Future Trends for Oncology Drug Development

Oncology drug development is important for numerous drug developers, funding bodies and academic researchers. This has caused a wealth of new innovative treatments and increased rates of survival. There are some kinds of cancers that still evade treatment. New developments will most likely add to the challenges and complexities of drug breakthroughs to fulfill the rising demand for an objective of precision drugs.

These complexities and challenges could incorporate lack of knowledge regarding biological diseases, safety issues, competition for eligible patients in some disease growth and high prices. There are several trends in oncology drug development and future oncology drug trends considerations.

Oncology Drug Development Today

Over the past couple of decades, some exceptional anti-cancer therapies have come to light, with the inclusion of immunotherapies. Additionally, more medicines have been authenticated within oncology than in any other area of therapy since 2003. There were 70 new approvals in oncology between 2010 and 2015, for utilization in more than 20 distinct kinds of tumors.

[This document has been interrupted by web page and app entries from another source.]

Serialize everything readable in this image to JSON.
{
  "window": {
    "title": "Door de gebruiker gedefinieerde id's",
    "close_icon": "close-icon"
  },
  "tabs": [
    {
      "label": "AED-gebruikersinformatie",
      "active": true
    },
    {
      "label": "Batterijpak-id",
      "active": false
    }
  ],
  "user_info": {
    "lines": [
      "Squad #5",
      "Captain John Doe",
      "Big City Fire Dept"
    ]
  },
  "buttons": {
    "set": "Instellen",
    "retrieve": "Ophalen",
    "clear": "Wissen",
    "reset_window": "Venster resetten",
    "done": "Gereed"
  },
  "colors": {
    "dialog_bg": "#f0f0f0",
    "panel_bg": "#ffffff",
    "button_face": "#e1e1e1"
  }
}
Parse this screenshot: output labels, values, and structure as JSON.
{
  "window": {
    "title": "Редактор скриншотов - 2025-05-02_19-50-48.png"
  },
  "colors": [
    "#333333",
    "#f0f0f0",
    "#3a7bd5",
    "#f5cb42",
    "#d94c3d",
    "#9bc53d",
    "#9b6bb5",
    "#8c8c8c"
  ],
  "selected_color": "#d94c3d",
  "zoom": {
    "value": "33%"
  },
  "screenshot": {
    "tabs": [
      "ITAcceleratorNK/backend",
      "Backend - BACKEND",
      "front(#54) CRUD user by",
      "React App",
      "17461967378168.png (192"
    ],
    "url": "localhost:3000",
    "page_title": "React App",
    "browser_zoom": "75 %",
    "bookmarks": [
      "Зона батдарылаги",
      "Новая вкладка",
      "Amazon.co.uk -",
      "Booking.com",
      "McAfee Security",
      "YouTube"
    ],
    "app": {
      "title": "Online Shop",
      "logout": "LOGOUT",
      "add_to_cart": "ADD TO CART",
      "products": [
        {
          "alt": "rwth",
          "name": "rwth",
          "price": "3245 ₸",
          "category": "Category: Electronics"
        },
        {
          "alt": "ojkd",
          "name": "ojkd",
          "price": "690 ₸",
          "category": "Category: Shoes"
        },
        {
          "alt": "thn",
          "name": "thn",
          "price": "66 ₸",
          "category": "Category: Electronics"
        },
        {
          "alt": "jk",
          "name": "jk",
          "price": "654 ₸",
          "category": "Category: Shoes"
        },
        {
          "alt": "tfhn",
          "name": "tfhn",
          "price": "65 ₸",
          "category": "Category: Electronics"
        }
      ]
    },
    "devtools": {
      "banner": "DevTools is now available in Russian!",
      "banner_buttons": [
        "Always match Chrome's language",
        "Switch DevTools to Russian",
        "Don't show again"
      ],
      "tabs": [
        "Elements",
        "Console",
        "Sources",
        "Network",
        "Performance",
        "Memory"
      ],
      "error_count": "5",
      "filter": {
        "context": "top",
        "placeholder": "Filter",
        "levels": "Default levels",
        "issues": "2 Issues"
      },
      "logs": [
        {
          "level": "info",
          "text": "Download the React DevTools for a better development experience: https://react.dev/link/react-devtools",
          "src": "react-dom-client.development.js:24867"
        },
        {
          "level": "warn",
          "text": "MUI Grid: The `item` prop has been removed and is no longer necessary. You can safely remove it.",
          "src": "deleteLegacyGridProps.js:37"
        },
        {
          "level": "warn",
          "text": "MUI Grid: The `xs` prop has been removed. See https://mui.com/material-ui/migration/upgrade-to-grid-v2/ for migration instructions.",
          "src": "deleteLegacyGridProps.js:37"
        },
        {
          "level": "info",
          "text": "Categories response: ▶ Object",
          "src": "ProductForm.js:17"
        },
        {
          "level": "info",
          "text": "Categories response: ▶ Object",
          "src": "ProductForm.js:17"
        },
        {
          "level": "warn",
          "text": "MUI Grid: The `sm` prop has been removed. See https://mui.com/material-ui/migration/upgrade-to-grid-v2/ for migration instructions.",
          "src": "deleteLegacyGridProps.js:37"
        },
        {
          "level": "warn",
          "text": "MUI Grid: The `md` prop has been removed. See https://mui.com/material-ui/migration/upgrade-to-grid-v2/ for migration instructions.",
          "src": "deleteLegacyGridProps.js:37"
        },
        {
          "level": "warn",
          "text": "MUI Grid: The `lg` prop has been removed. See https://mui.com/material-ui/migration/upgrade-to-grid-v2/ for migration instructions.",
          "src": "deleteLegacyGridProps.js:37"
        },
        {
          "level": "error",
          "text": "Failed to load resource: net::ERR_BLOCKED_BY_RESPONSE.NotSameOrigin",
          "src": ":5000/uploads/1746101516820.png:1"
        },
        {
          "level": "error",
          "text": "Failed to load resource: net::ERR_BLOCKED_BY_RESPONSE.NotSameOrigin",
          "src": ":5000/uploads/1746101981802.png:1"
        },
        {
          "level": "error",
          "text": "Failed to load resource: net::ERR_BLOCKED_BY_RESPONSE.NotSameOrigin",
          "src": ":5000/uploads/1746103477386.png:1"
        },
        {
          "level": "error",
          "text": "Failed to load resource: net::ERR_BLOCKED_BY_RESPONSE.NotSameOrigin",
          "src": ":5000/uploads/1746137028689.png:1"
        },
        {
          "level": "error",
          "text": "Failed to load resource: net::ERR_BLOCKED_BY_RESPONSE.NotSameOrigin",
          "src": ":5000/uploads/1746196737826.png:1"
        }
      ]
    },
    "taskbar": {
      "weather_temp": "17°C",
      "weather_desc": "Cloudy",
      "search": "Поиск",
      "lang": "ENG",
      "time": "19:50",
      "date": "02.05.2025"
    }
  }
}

To put this into perspective, there were just 63 precision medicines available in the market before the year 2004. This increase of new precision drugs and approvals coming to the market has been aided by some regulatory initiatives. The main players have utilized different strategies for this development and the market shares for global development, including North America, South America, Europe and Asia Pacific.

The FDA approved four new oncology drugs in 2016, and all were quick approvals. Despite fewer approvals in 2016, the increase in new anti-cancer treatments is anticipated to continue over the next several years. In 2016, the market accounted for $40.1 billion at a compound annual growth rate of 10.5% amid the predicted period of 2017 to 2024.

Factors That Impact Oncology Drug Development

The prime factors that impact the oncology drug development are:

One factor that remains the same in cancer drug development is clinical trials. Attempts to streamline the process of bringing oncology drugs to market will not reduce the need for clinical trials. Testing potential drug therapies on human subjects is an important part of certifying them safe and effective.